Originally, fire pistons were made of bamboo. This provided a ready-made cylinder with one end sealed.

This picture shows a wooden fire piston made by Jeff Wagner.  Note that in this case the plunger gasket is made from string.

Here is a fire piston made of PVC plumbing pipe.
 
Construction Details
 
 
There are two critical items in the construction of a fire piston:  the cylinder bore, and the gasket on the plunger.

The cylinder bore needs to be straight, smooth and as consistent in diameter as possible.  The plunger needs an air-tight gasket that seals well, but presents a minimum amount of friction.

This picture shows one building technique.  The cylinder is made from plastic tubing.  One end is sealed with a piece of plastic rod.  The rod can be sealed to the tubing with glue, or in this case with an O-ring.  The hole that is shown accepts a screw which keeps the plug in place.

This is the fire piston that was used in the above video clip.
 

Here is a close-up of the plunger end.  This design used a leather "cup" as a seal.

The leather cup is screwed into the end of the plunger.  The screw also fastens a few coils from a spring to the end of the plunger.  This is a convenient way to hold the tinder.

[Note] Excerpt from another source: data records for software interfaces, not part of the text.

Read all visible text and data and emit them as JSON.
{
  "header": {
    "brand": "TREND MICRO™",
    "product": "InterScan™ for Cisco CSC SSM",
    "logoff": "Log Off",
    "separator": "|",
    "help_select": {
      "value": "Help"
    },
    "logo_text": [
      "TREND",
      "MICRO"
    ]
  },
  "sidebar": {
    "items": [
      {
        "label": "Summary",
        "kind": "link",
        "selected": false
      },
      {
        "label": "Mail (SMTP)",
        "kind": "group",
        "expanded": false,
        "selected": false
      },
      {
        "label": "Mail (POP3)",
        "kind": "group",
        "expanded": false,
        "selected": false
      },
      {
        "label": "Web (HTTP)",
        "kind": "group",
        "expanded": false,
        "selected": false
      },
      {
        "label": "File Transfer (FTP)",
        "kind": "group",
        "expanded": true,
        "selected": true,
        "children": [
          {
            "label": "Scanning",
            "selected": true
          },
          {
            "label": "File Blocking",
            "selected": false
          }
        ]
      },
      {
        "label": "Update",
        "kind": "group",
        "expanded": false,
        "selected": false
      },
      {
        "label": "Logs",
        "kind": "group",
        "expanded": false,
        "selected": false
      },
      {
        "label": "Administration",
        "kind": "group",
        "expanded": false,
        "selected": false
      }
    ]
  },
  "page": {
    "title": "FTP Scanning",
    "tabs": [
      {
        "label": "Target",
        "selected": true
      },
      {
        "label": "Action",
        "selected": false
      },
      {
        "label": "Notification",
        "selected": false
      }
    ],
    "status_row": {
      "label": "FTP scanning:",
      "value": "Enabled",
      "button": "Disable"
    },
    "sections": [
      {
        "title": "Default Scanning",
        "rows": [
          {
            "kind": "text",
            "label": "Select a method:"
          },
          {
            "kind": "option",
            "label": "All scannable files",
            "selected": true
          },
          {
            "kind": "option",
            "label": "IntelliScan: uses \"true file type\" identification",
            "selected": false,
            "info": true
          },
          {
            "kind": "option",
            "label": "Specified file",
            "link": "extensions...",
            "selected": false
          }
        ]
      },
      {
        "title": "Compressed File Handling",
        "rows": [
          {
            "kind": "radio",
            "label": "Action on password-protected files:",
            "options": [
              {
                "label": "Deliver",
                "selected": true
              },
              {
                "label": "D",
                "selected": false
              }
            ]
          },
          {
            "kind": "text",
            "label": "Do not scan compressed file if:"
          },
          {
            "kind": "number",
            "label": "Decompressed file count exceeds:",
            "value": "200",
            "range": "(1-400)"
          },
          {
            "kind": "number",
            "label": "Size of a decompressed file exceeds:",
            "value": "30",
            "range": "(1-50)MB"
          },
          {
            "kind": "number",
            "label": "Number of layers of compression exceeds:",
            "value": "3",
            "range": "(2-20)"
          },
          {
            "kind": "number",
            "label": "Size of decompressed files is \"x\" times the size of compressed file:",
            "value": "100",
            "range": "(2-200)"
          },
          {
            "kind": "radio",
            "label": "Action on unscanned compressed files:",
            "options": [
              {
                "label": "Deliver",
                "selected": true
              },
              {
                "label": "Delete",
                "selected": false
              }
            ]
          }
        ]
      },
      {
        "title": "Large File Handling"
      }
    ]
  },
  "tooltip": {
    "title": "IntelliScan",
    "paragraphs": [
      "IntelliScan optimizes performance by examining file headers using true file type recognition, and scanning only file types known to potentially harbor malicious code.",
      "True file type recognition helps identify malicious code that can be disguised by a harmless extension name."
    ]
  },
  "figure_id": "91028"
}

Another view of the plunger end loaded with tinder fungus.
Here is another fire piston design.

The cylinder is a piece of polycarbonate rod with a hole bored into one end.

The plunger is another piece of polycarbonate that is also bored out.  The hole in the plunger is used as a holding area for tinder pieces.  The end of the plunger is sealed with a screw and O-ring. Adjusting the tension on the screw allows one to squeeze the O-ring to get the perfect trade-off between gasket friction vs. air-tightness.

Another view with the plunger assembled and ready to go.
 
Variations
 

Have another look at this picture (below) and some other variations.

The very top fire piston uses a very long narrow bore - this gives lots of pressure and heat.

The next model down is a dual-ended fire piston.  Instead of permanently sealing one end of the cylinder, two plungers are used.

The other pictures show minor variations in bore sizes and plunger sizes and materials.

 

Hopefully this page has provided a brief overview into fire pistons.  For some more in-depth information, check out Some Thoughts on Fire Pistons.

There are many different materials, construction techniques and operating tips that can provide for a wide range of variations.  Let me know the results of your experiments:  email Rob